Heat reduces students' cognitive abilities in non-air conditioned dorm


WASHINGTON -- A Harvard study showed that students living in dormitories without air conditioning (AC) during a heat wave performed worse in cognitive tests than those who lived in air-conditioned dorms.

The study published on Tuesday in the journal PLOS Medicine demonstrated for the first time the potential detrimental cognitive effects of indoor temperatures during a heat wave in a group of young healthy individuals.

The researchers tracked 44 students in their late teens and early 20s living in dorm rooms. Twenty-four of the students lived in adjacent six-story buildings that had central AC. The remaining 20 students lived in low-rise buildings that did not have AC.

The researchers measured temperature, carbon dioxide levels, humidity, and noise levels, and tracked their physical activity and sleep patterns with wearable devices in over 12 consecutive days in the summer of 2016.

The first test required students to identify the color of displayed words to evaluate cognitive speed and inhibitory control. The second test consisted of basic arithmetic questions to assess cognitive speed and working memory.

The findings showed that during the heat wave, students in the buildings without AC experienced 13.4 percent longer reaction times on color-word tests, and 13.3 percent lower addition/subtraction test scores compared with students with air-conditioned rooms.

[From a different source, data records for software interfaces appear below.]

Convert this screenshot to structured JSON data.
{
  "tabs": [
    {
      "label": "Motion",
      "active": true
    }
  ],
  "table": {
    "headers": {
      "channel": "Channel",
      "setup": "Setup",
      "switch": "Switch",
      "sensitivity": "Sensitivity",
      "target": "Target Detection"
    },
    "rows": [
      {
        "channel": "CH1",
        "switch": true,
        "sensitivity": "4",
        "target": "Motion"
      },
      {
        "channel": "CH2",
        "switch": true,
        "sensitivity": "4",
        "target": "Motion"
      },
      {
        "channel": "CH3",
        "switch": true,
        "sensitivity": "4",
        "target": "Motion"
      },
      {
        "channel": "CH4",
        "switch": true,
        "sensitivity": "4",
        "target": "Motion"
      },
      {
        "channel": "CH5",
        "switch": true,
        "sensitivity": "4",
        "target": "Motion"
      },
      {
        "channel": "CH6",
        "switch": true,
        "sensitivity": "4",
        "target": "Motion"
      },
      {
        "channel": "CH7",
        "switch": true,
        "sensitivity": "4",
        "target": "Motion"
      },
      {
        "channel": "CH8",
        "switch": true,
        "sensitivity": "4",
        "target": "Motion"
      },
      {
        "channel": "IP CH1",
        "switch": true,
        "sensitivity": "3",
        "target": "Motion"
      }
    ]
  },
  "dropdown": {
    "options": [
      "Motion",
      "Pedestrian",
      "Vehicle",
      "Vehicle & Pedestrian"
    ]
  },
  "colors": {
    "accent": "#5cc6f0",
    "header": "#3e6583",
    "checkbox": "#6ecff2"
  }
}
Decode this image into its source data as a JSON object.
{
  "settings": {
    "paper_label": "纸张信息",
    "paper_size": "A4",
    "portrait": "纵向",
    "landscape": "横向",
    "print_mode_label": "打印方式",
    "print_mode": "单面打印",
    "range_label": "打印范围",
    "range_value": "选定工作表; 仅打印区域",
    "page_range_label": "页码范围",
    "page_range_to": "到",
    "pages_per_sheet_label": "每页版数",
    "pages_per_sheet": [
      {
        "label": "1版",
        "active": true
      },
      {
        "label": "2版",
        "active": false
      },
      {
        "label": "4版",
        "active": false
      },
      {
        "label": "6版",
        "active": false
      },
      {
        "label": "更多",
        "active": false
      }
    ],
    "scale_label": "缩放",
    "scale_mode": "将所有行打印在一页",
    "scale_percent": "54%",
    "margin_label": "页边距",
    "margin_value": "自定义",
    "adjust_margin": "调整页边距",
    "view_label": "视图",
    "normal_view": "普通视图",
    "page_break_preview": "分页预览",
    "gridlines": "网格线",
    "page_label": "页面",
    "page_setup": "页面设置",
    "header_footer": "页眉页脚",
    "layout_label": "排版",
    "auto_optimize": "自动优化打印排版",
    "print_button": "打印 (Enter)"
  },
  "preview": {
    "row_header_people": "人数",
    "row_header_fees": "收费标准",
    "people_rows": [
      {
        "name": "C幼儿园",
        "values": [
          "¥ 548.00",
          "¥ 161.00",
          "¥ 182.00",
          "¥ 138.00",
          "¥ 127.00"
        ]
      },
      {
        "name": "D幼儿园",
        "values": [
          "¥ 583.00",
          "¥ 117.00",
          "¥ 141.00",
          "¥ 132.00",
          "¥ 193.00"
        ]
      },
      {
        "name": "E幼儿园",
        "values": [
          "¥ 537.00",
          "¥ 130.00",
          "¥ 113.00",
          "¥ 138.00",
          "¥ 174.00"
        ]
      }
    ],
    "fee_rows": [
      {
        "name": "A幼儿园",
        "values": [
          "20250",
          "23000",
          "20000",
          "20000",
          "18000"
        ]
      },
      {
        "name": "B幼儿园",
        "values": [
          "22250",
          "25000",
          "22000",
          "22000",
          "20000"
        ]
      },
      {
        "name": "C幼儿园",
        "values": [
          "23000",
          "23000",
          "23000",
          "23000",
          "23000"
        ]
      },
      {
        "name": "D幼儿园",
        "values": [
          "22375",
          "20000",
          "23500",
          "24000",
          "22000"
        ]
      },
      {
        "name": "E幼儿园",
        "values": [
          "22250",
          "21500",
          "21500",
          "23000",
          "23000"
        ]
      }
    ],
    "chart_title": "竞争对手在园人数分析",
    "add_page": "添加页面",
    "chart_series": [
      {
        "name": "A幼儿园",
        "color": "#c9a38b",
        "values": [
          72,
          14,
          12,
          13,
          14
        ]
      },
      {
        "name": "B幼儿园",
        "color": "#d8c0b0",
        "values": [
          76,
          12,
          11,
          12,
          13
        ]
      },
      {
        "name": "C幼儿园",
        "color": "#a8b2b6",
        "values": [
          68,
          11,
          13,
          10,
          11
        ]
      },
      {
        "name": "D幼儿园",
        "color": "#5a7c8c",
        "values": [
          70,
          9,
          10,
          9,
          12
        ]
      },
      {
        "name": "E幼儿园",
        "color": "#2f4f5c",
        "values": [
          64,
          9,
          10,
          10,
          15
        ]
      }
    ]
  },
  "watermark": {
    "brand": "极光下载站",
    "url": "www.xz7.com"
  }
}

Also, according to the study, the most significant difference in cognitive function between the two groups was seen during the cool down period, when outdoor temperatures began to subside but indoor temperatures remained elevated in the dormitories without air conditioning. (Xinhuanet)